"That'll do the trick" he said "if we tell people we're better for long enough people will eventually believe it."


The previously loyal FBMM buyers were prepared to give them the benefit of the doubt initially and once again looked for the famous insignia. Many even tried the fruit. But - it hadn't changed; it wasnt good quality and so certainly it wasnt good value.

After the ad went live there was turmoil. Sales had seen a sharp increase and then dropped away to previous levels. The consensus was that advertising didnt work. In this case, pulling the advertising was a wise move.
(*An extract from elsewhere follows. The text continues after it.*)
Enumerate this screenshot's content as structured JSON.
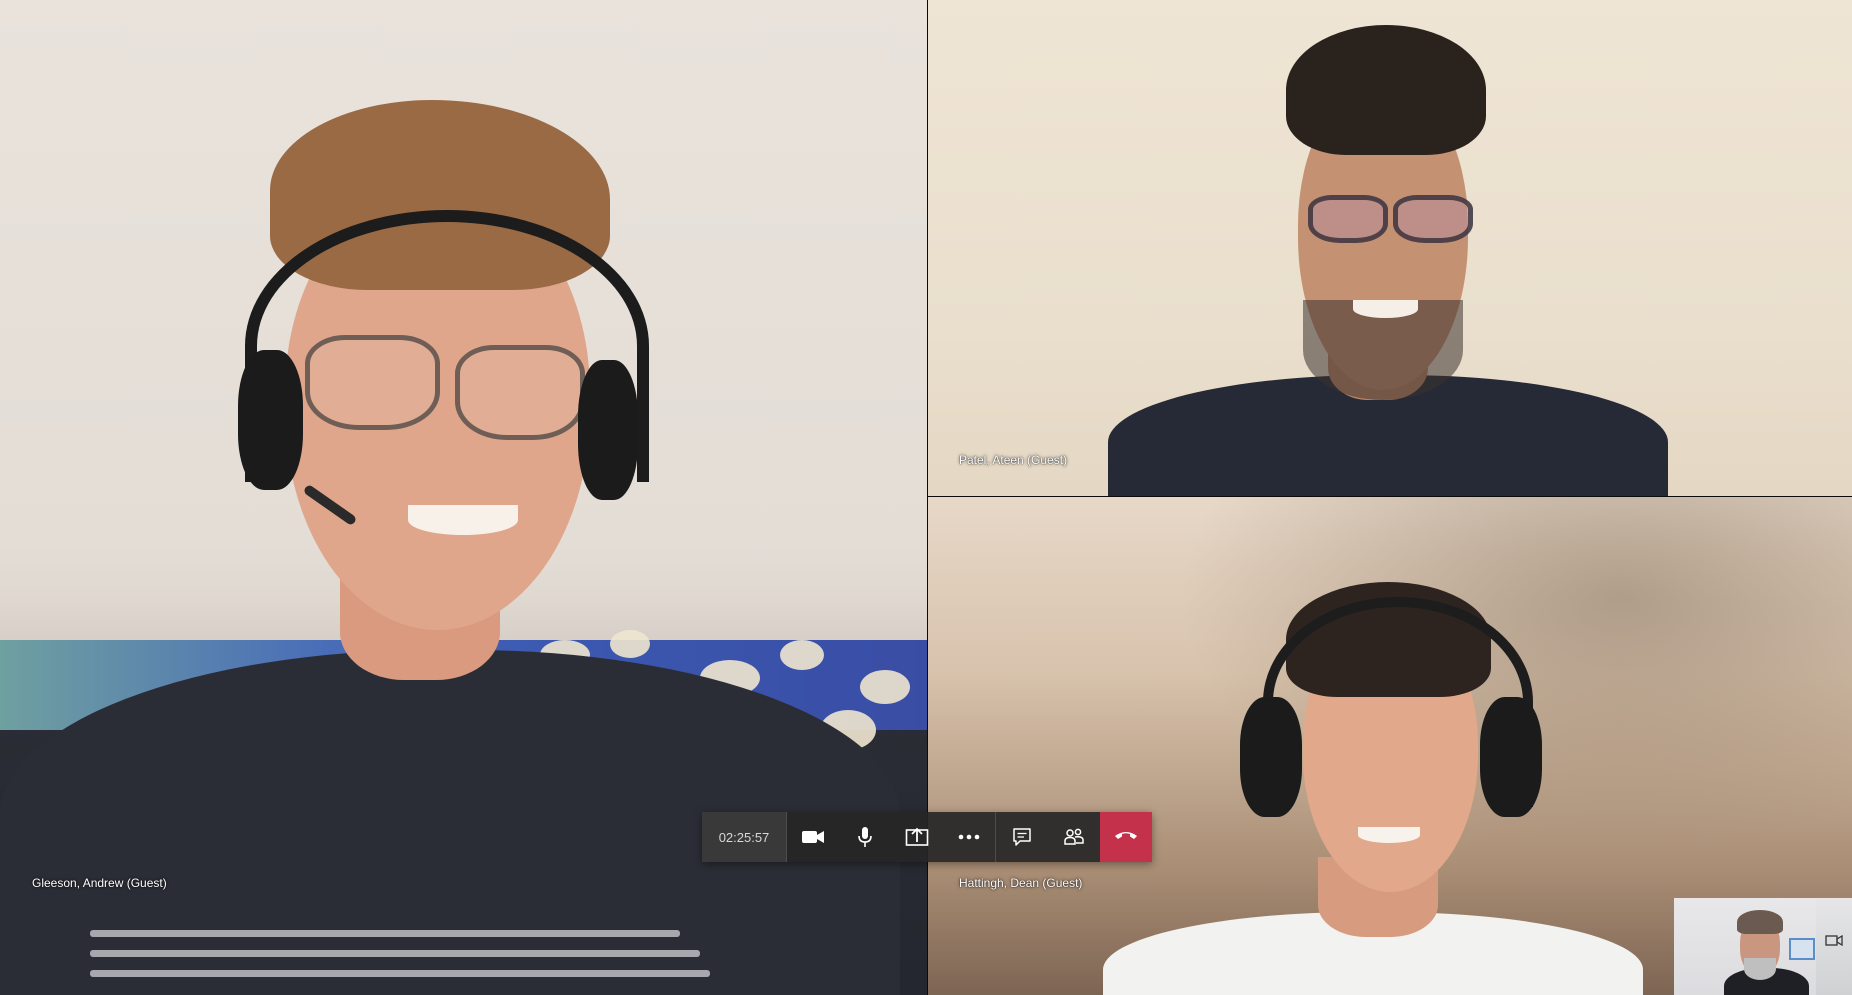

And, the once loyal FBMM buyers felt betrayed; it was one thing to lose product quality but quite another to pretend to be something better.

Sales plummeted.

Chapter 4: RIP FBMM

Costs were cut further to the point where the fruit that was grown was no good for market and could only be sold off to pulpers. Margin was low and the brand name disappeared into the cans with the rest of the squashy Mango. FBMM was no more.

The lack of investment in the product; in understanding, in labour, care and truth led to the demise. Sure the Mangos were still produced but the brand didn't exist without the values, it's promise and expectations delivered.

Without understanding, discipline and appropriate investment the prognosis for brands long term is poor. And, as is obvious, price cutting and promotion is a band-aid which inevitably promotes an association with parity.

Any any association with parity is a reason to consider NOT choosing the brand.

May your Mangos thrive.


Tania Farrelly. Independent Brand Strategist & Social Researcher